Your assignment -
Going through the material underneath, give only the number of lines that contain "image".
***** Study material
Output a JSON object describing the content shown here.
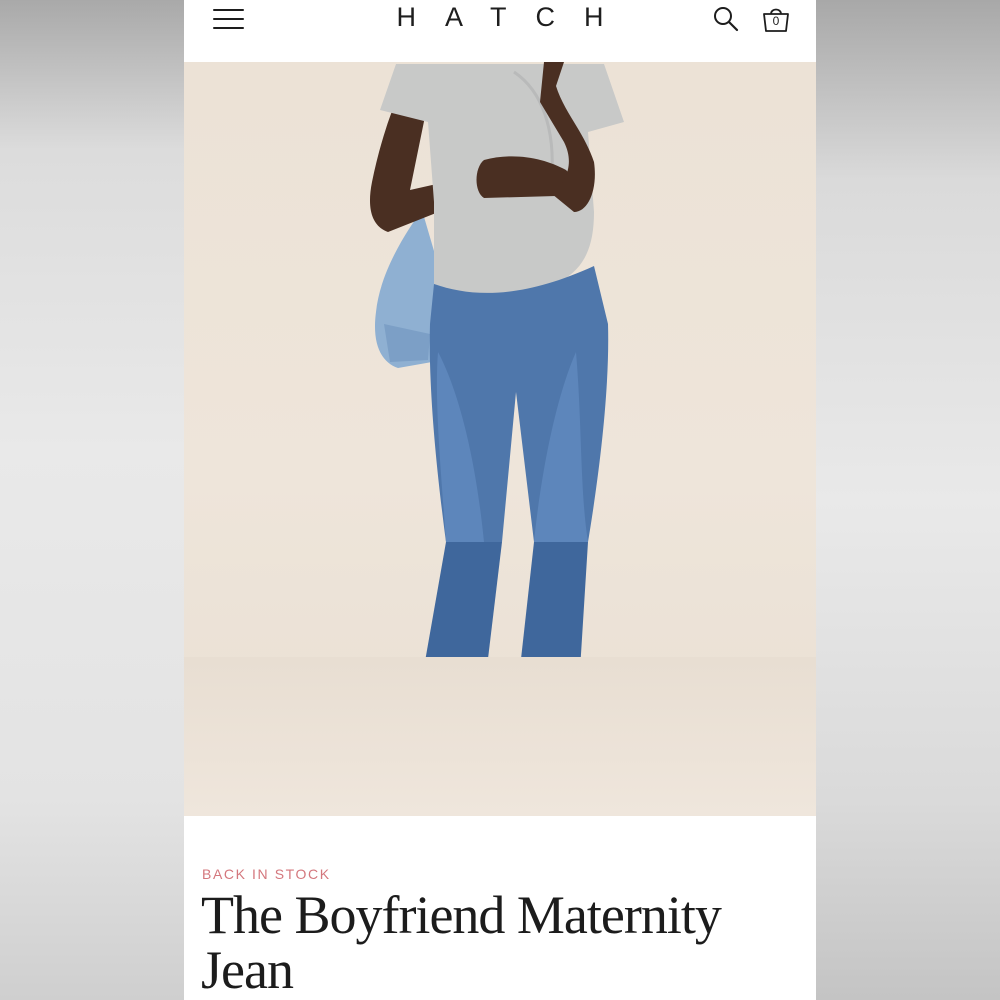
{
  "header": {
    "brand": "HATCH",
    "menu_icon": "hamburger-menu-icon",
    "search_icon": "search-icon",
    "cart_icon": "shopping-bag-icon",
    "cart_count": "0"
  },
  "product": {
    "badge": "BACK IN STOCK",
    "title": "The Boyfriend Maternity Jean",
    "image": "model-in-maternity-jeans-photo"
  },
  "colors": {
    "badge": "#d4777d",
    "text": "#1c1c1c",
    "hero_bg": "#ece2d6"
  }
}
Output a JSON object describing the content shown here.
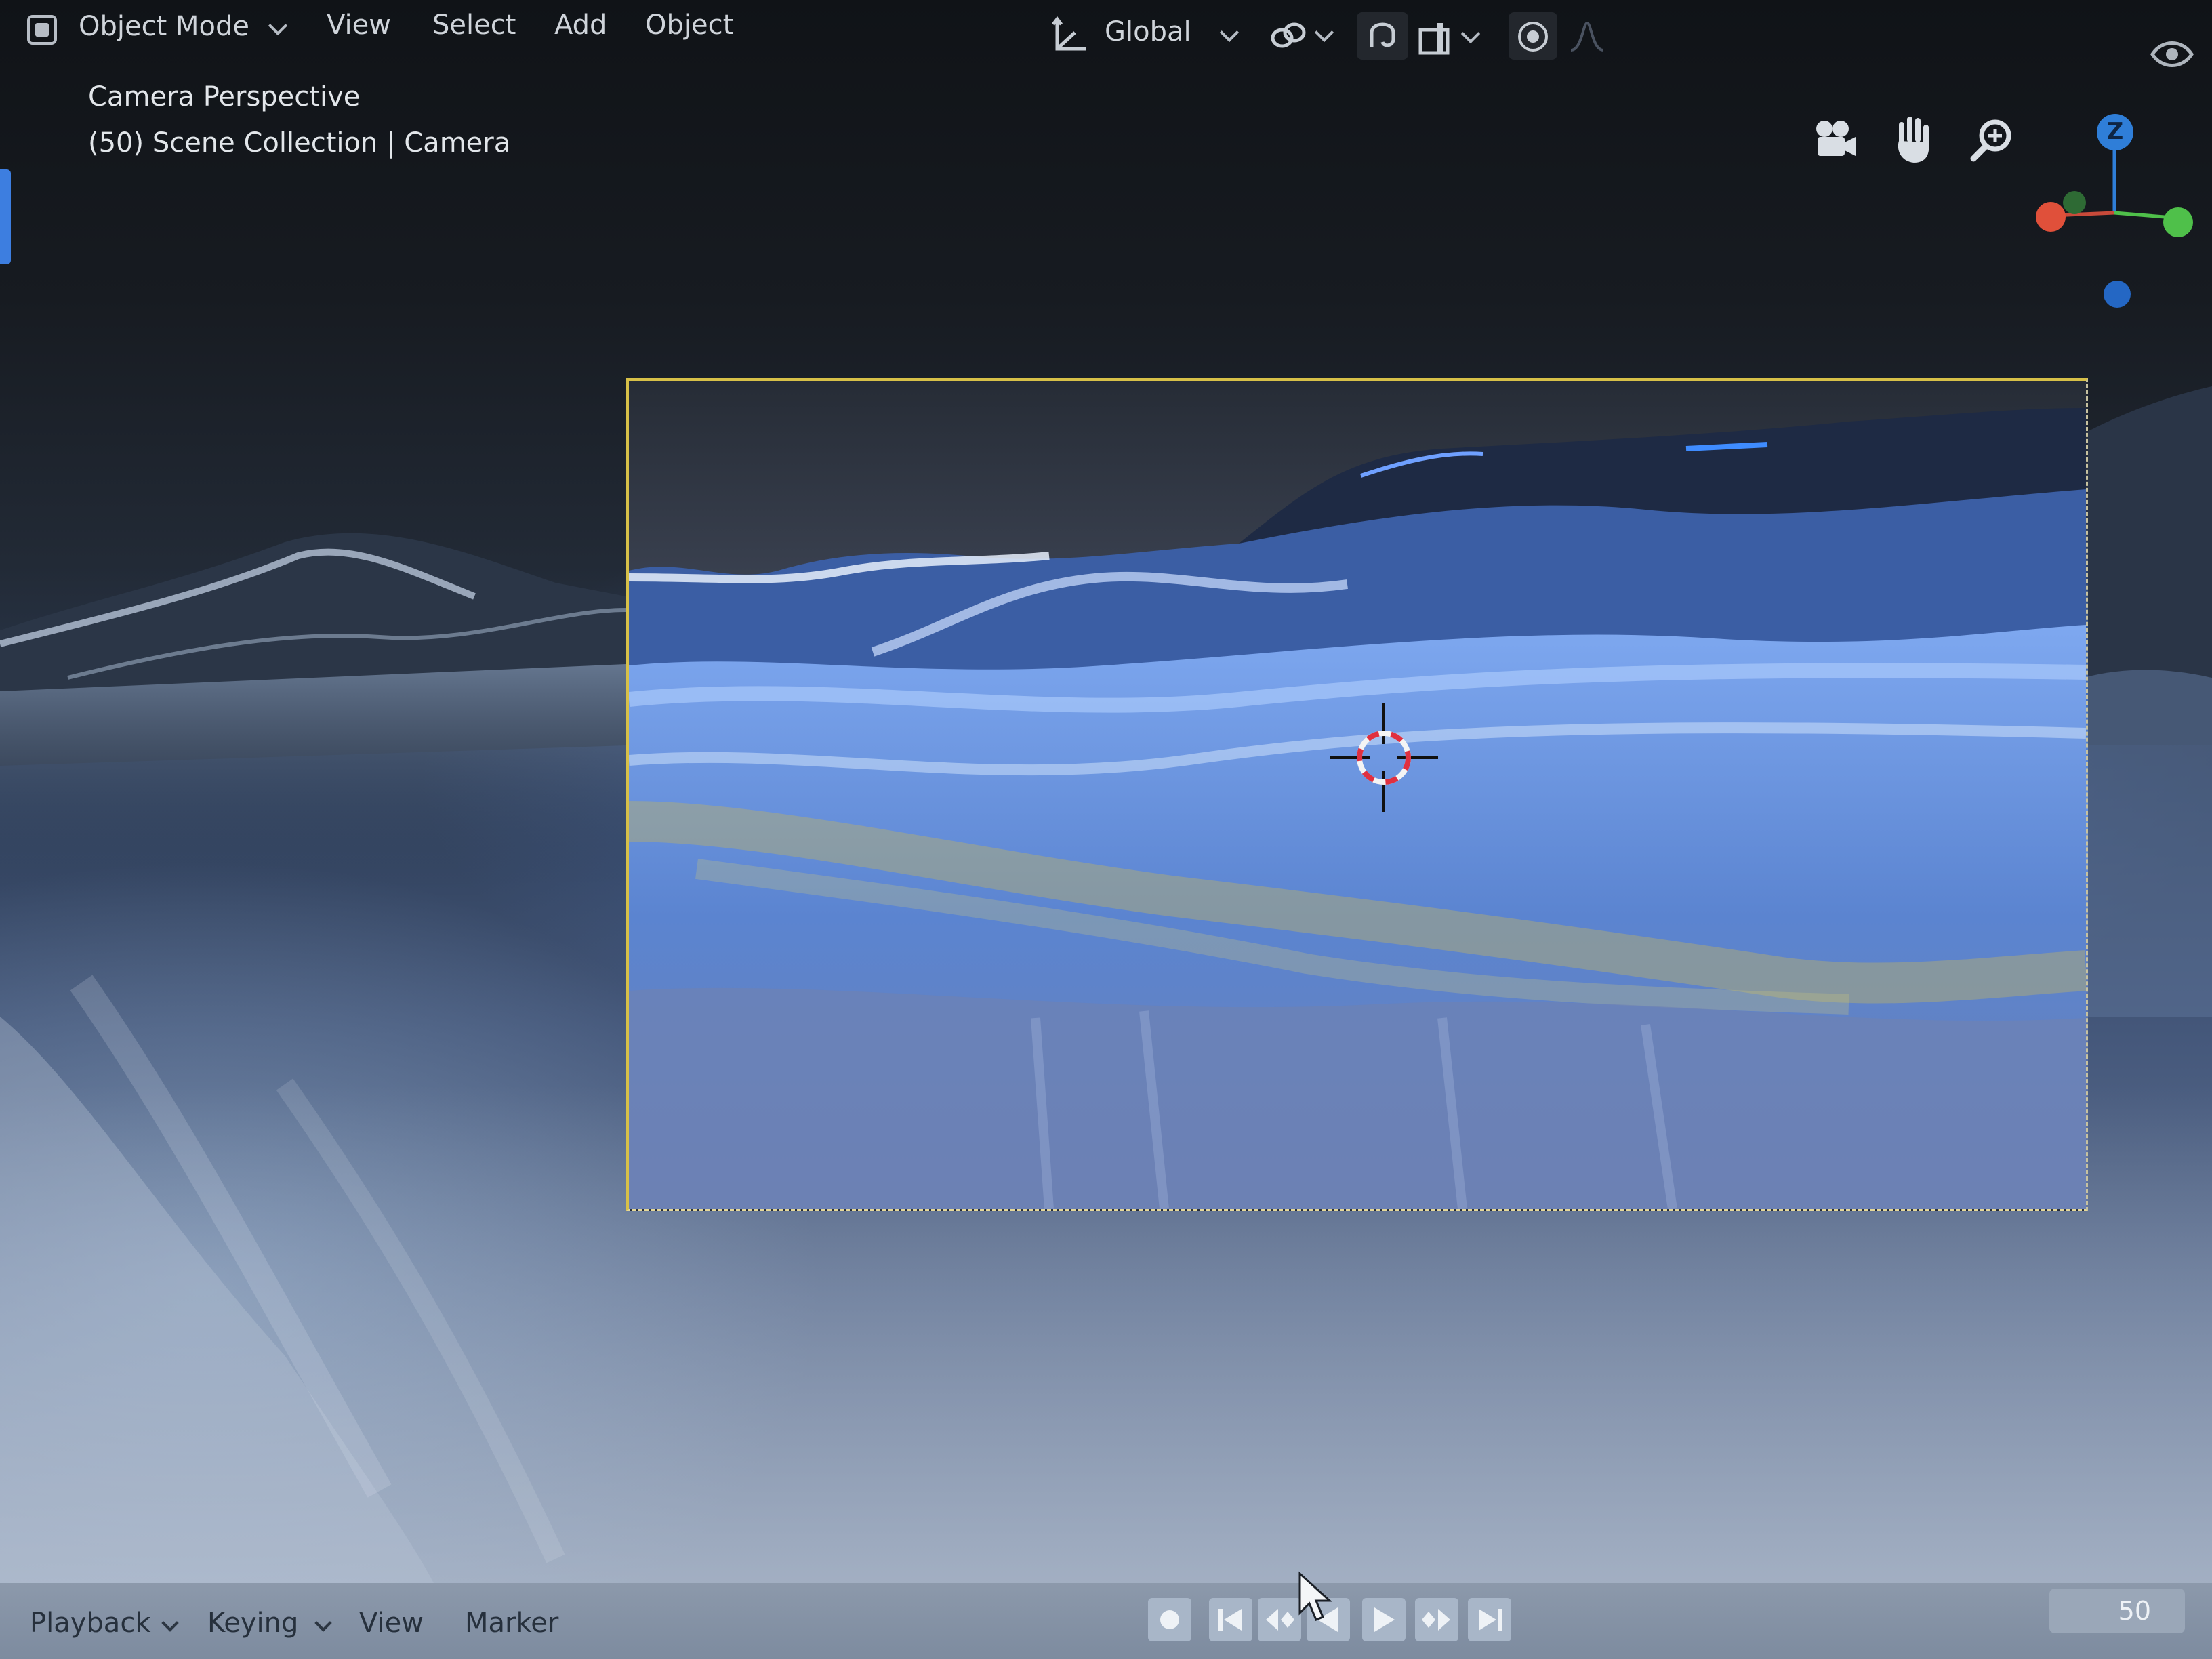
{
  "header": {
    "mode_label": "Object Mode",
    "menus": [
      "View",
      "Select",
      "Add",
      "Object"
    ],
    "orientation_label": "Global",
    "icons": {
      "mode": "object-mode-icon",
      "orientation": "transform-orientation-icon",
      "pivot": "link-icon",
      "snap": "magnet-icon",
      "snap_target": "snap-increment-icon",
      "proportional": "proportional-editing-icon",
      "falloff": "falloff-icon",
      "visibility": "eye-icon"
    }
  },
  "viewport": {
    "perspective_label": "Camera Perspective",
    "collection_label": "(50) Scene Collection | Camera",
    "nav_icons": [
      "camera-view-icon",
      "hand-pan-icon",
      "zoom-icon"
    ],
    "gizmo": {
      "z_label": "Z",
      "colors": {
        "x": "#e0503a",
        "y": "#4fc04a",
        "z": "#2f7ed8"
      }
    },
    "frame_color": "#d7c048"
  },
  "timeline": {
    "menus": [
      "Playback",
      "Keying",
      "View",
      "Marker"
    ],
    "transport_icons": [
      "record-icon",
      "jump-start-icon",
      "prev-keyframe-icon",
      "play-reverse-icon",
      "play-icon",
      "next-keyframe-icon",
      "jump-end-icon"
    ],
    "current_frame": "50"
  }
}
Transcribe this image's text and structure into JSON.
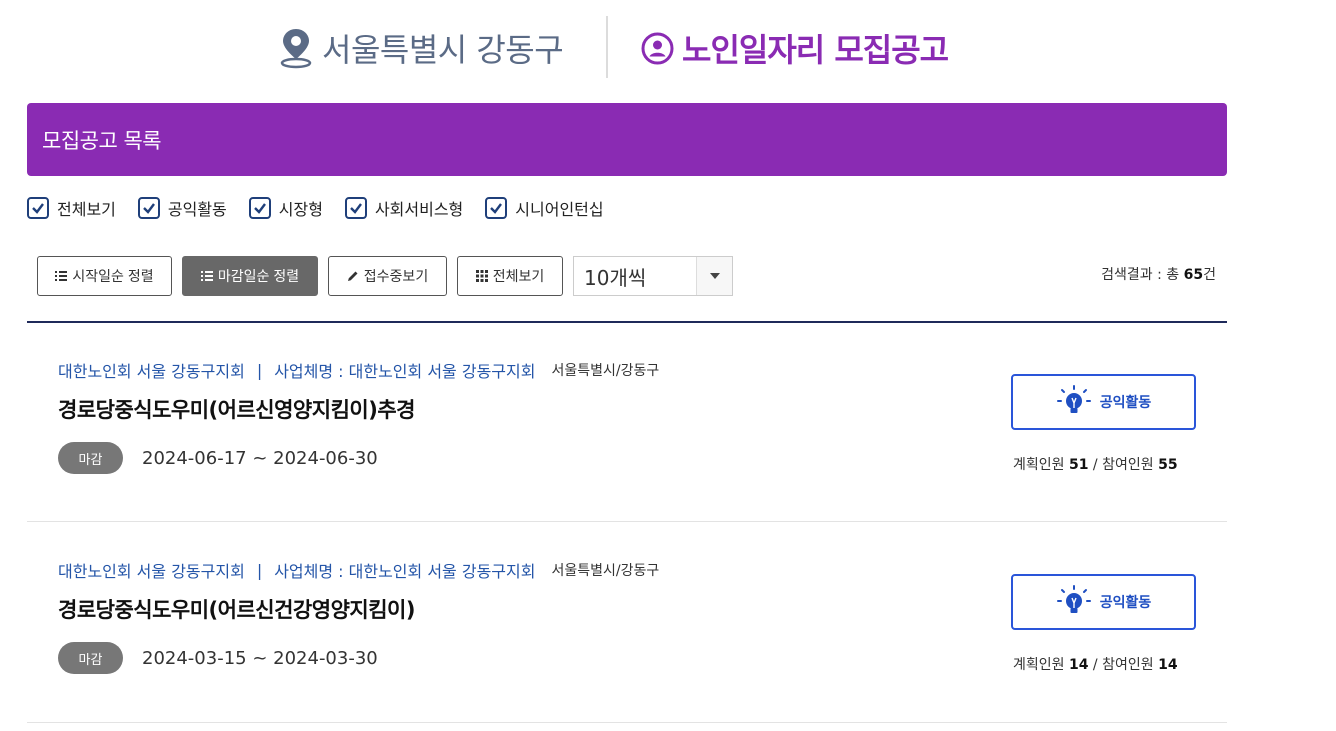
{
  "header": {
    "region": "서울특별시 강동구",
    "title": "노인일자리 모집공고",
    "pin_icon": "location-pin-icon",
    "person_icon": "user-circle-icon"
  },
  "banner": {
    "title": "모집공고 목록"
  },
  "filters": [
    {
      "label": "전체보기",
      "checked": true
    },
    {
      "label": "공익활동",
      "checked": true
    },
    {
      "label": "시장형",
      "checked": true
    },
    {
      "label": "사회서비스형",
      "checked": true
    },
    {
      "label": "시니어인턴십",
      "checked": true
    }
  ],
  "toolbar": {
    "sort_start": "시작일순 정렬",
    "sort_deadline": "마감일순 정렬",
    "receiving": "접수중보기",
    "view_all": "전체보기",
    "page_size": "10개씩"
  },
  "result": {
    "prefix": "검색결과 : 총 ",
    "count": "65",
    "suffix": "건"
  },
  "jobs": [
    {
      "org": "대한노인회 서울 강동구지회",
      "separator": "|",
      "operator": "사업체명 : 대한노인회 서울 강동구지회",
      "location": "서울특별시/강동구",
      "title": "경로당중식도우미(어르신영양지킴이)추경",
      "status": "마감",
      "period": "2024-06-17 ~ 2024-06-30",
      "category": "공익활동",
      "planned_label": "계획인원",
      "planned": "51",
      "slash": "/",
      "participants_label": "참여인원",
      "participants": "55"
    },
    {
      "org": "대한노인회 서울 강동구지회",
      "separator": "|",
      "operator": "사업체명 : 대한노인회 서울 강동구지회",
      "location": "서울특별시/강동구",
      "title": "경로당중식도우미(어르신건강영양지킴이)",
      "status": "마감",
      "period": "2024-03-15 ~ 2024-03-30",
      "category": "공익활동",
      "planned_label": "계획인원",
      "planned": "14",
      "slash": "/",
      "participants_label": "참여인원",
      "participants": "14"
    }
  ],
  "colors": {
    "brand_purple": "#8a2bb3",
    "link_blue": "#2455a8",
    "category_blue": "#2a55d9",
    "badge_gray": "#777777"
  }
}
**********
Response -
2